- Join Date
- Dec 2012
How to introduce new nanny to baby
I have a daughter who just turned 2 this month. I was a working mom when she was newborn up to 9 months old, then i decided to be hands-on in taking care of my child. Starting then, I never got any nanny for her until she turned 2. Now i hired a new nanny to help me take care of her but she seem not to like the nanny. My child always started crying whenever she would see her. Do you have any tips on how i could successfully introduce a new nanny to my daughter?
8th December 2012 03:05 AM #2
It sounds like your daughter is very attached to you, which is a good thing. You want to have a strong bond with your child.
But if you feel you need to have a Nanny, then one of the easiest ways to help your child get used to her is to just have the nanny come over and spend time with you and your daughter while you are home.
If you're going to pay the Nanny to do this, then your Nanny could help with housework, help prepare meals and, of course, play with your 2 year old. But the main focus of the Nanny should be in helping you with housework and interacting with you, not your 2 year old.
This will allow your daughter to develop a relationship with her nanny in a non-threatening environment... similar to how she would develop a relationship with your best friend.
As your daughter warms up to her, then the Nanny would naturally take more of an interest in playing with her, reading a book to her, feeding her, changing her (changing her would come when the relationship is well established).
You could also go on outings together. Go to the park or the store, but have your Nanny with you for these outings.
I would encourage this interaction to take place every day for a week, for just 3 or 4 hours in the morning each day. My guess is that after a week, your daughter will have warmed up to the new Nanny.
The following week, do the same thing, except during this week, you will want to leave for short times. Leave for 30 minutes to run to get some food. Then leave for an hour the next day. Leave for 2 hours the next day, and so on, until you find that your child is very comfortable being left with her Nanny while you are away.
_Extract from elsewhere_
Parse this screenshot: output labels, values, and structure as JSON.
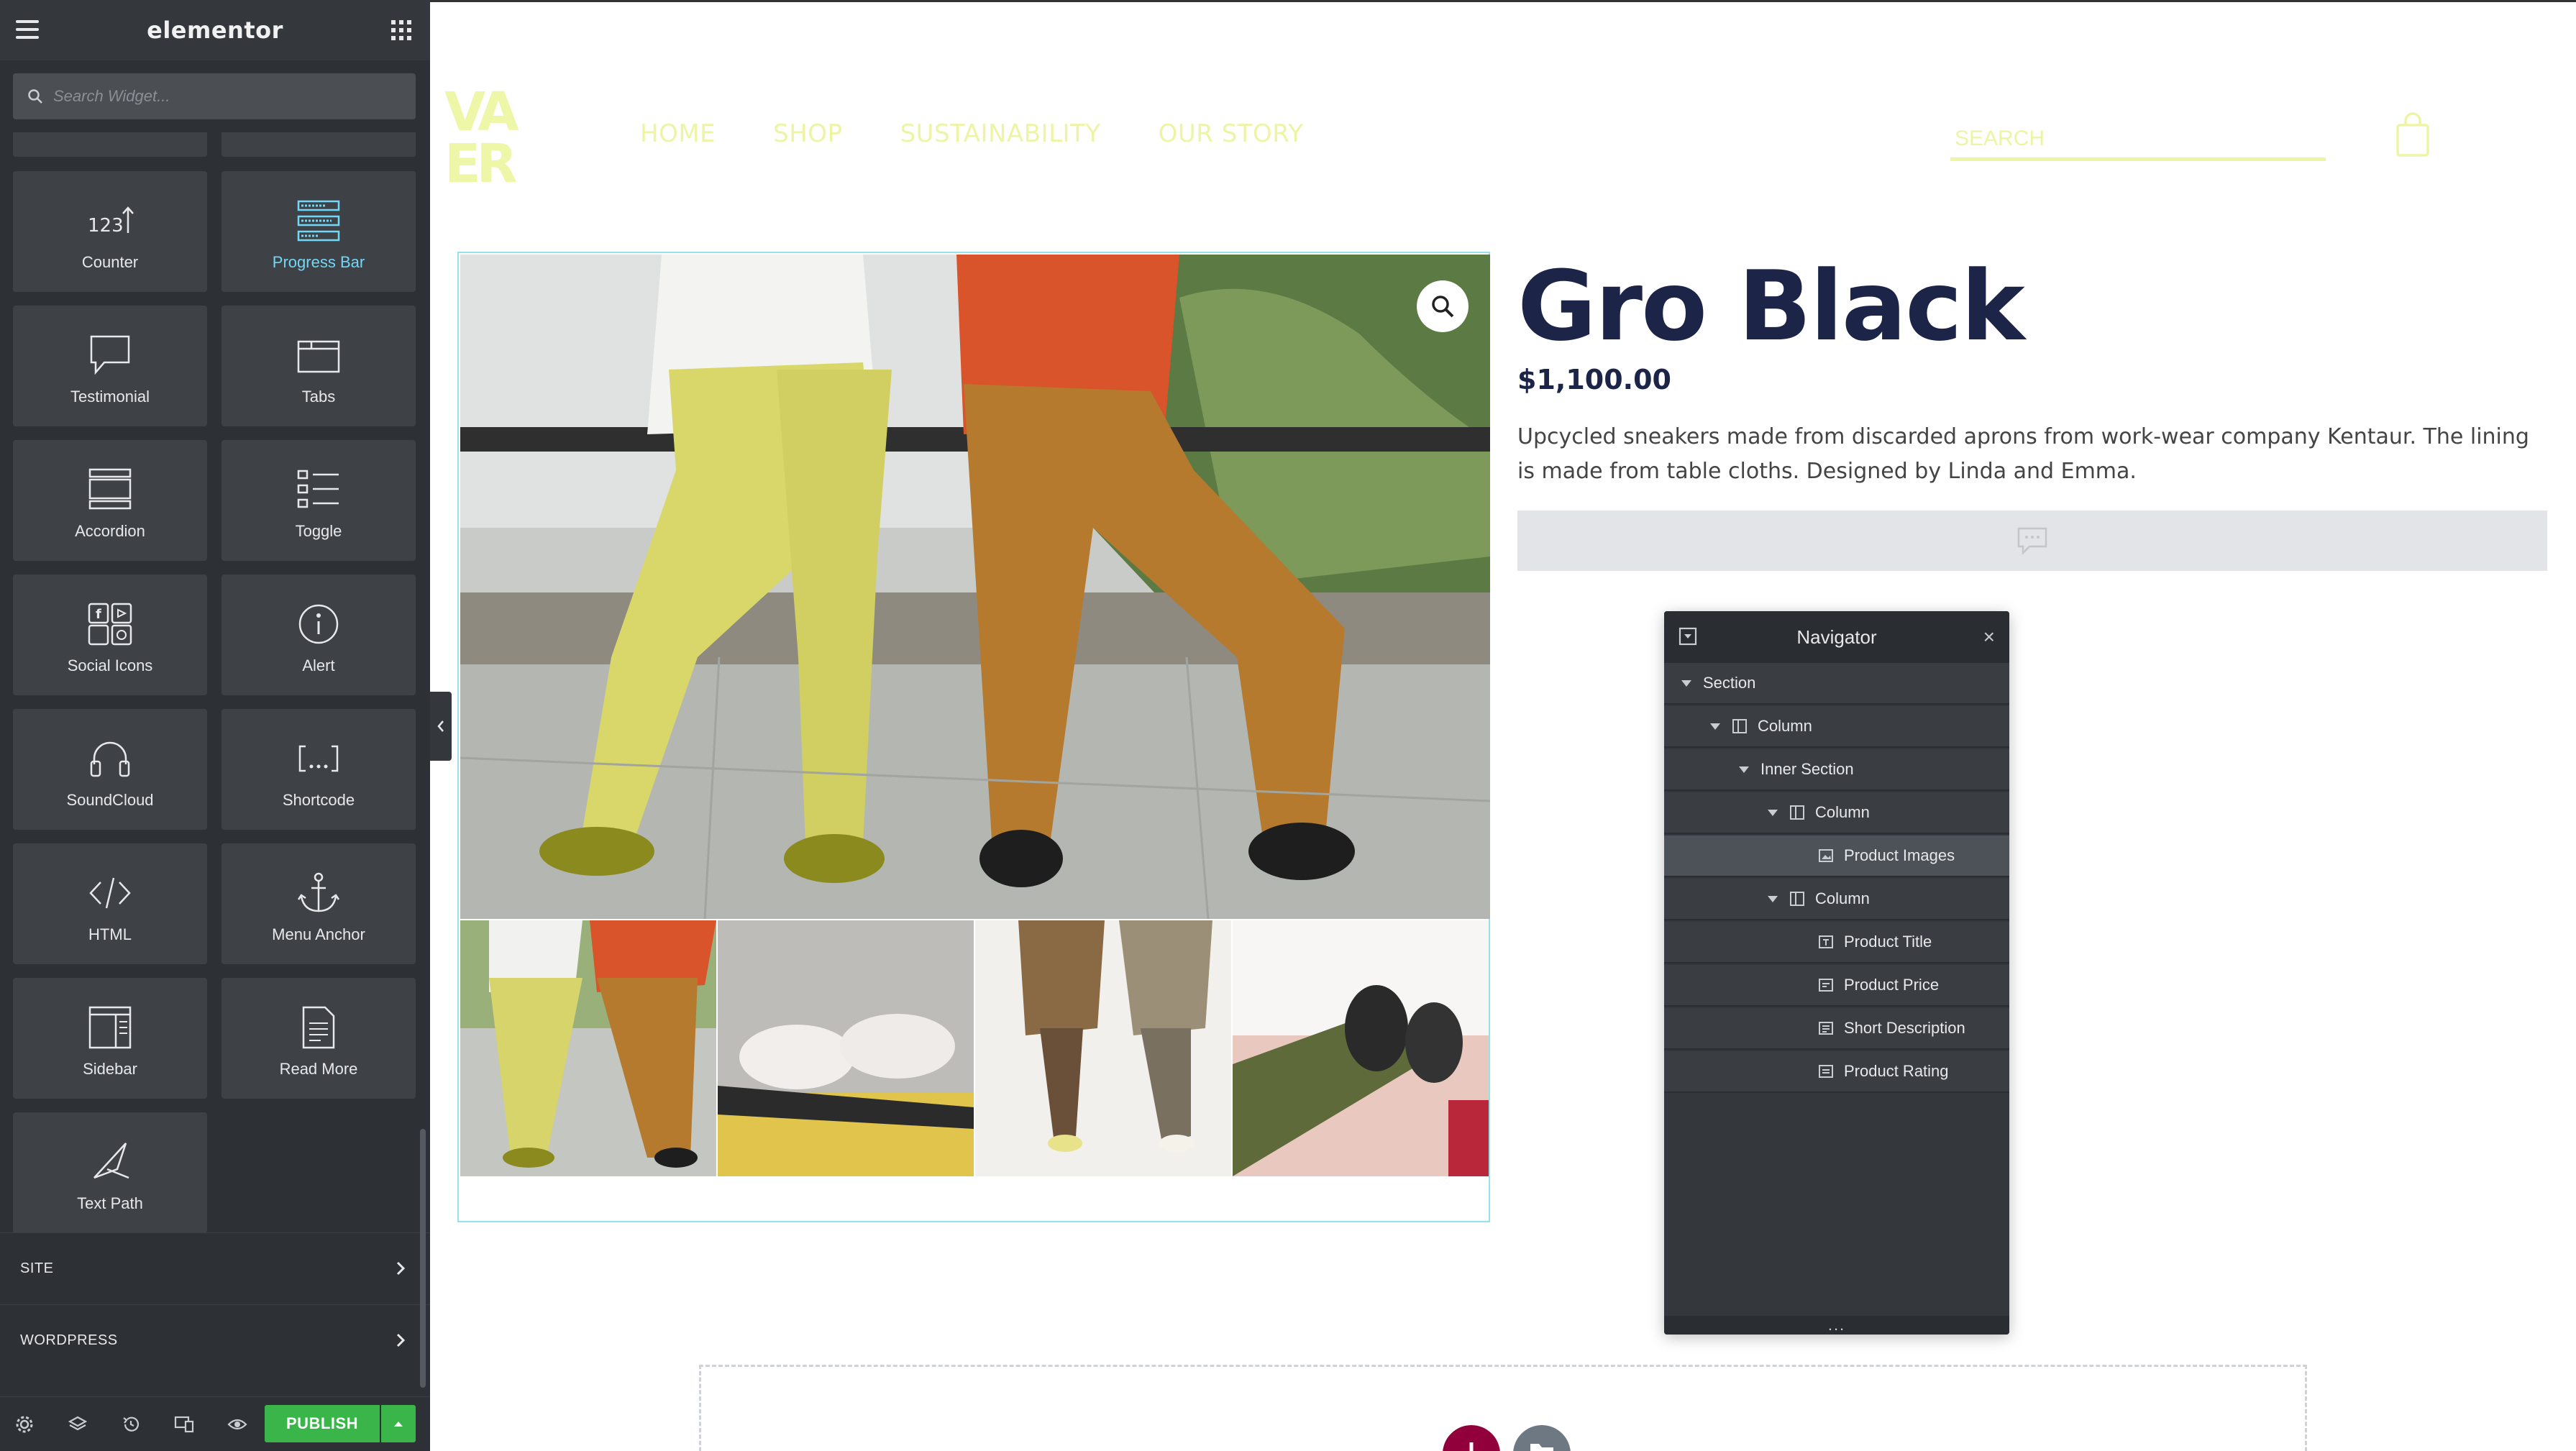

Are you planning to go to work full time, or are you just needing a Nanny to help out periodically while you and your husband have a "date night" or while you run an errand?
What I just mentioned above works well if you are planning to transition most of her care to the Nanny. If you just need a babysitter for the occasional "date night" then we may need to discuss other options because that becomes much more difficult for a 2 year old.
8th December 2012 07:43 PM #3
- Join Date
- Dec 2012
Thank you very much for the tips on introducing a new nanny. I will try these tips and keep you updated for the results.
Thanks and Regards,
13th January 2014 07:20 PM #4
- Join Date
- Dec 2013
I was thinking about hiring a nanny. I go to work and my parents are getting older. I need a younger person to take care of my 2 year old daughter. My question is how to choose a nanny? I know what my daughter needs, but I don't know what kind of qualifications to ask for, or it would be better to hire a neighbour?
14th January 2014 06:27 AM #5
Thank you for your question.
There are different childcare qualifications and regulations in different countries.
In Australia, the National Childcare Accreditation Council has produced this information on choosing good quality childcare. It is wise to consider using a properly accredited childcare provider.
Here is another useful information leaflet on Choosing Childcare. Even if you live in a different area or country to that covered in these leaflets they give some important pointers for assessing if a certain childcare provider is right for your child.
I hope this is helpful but please do post back any further questions you have on this subject.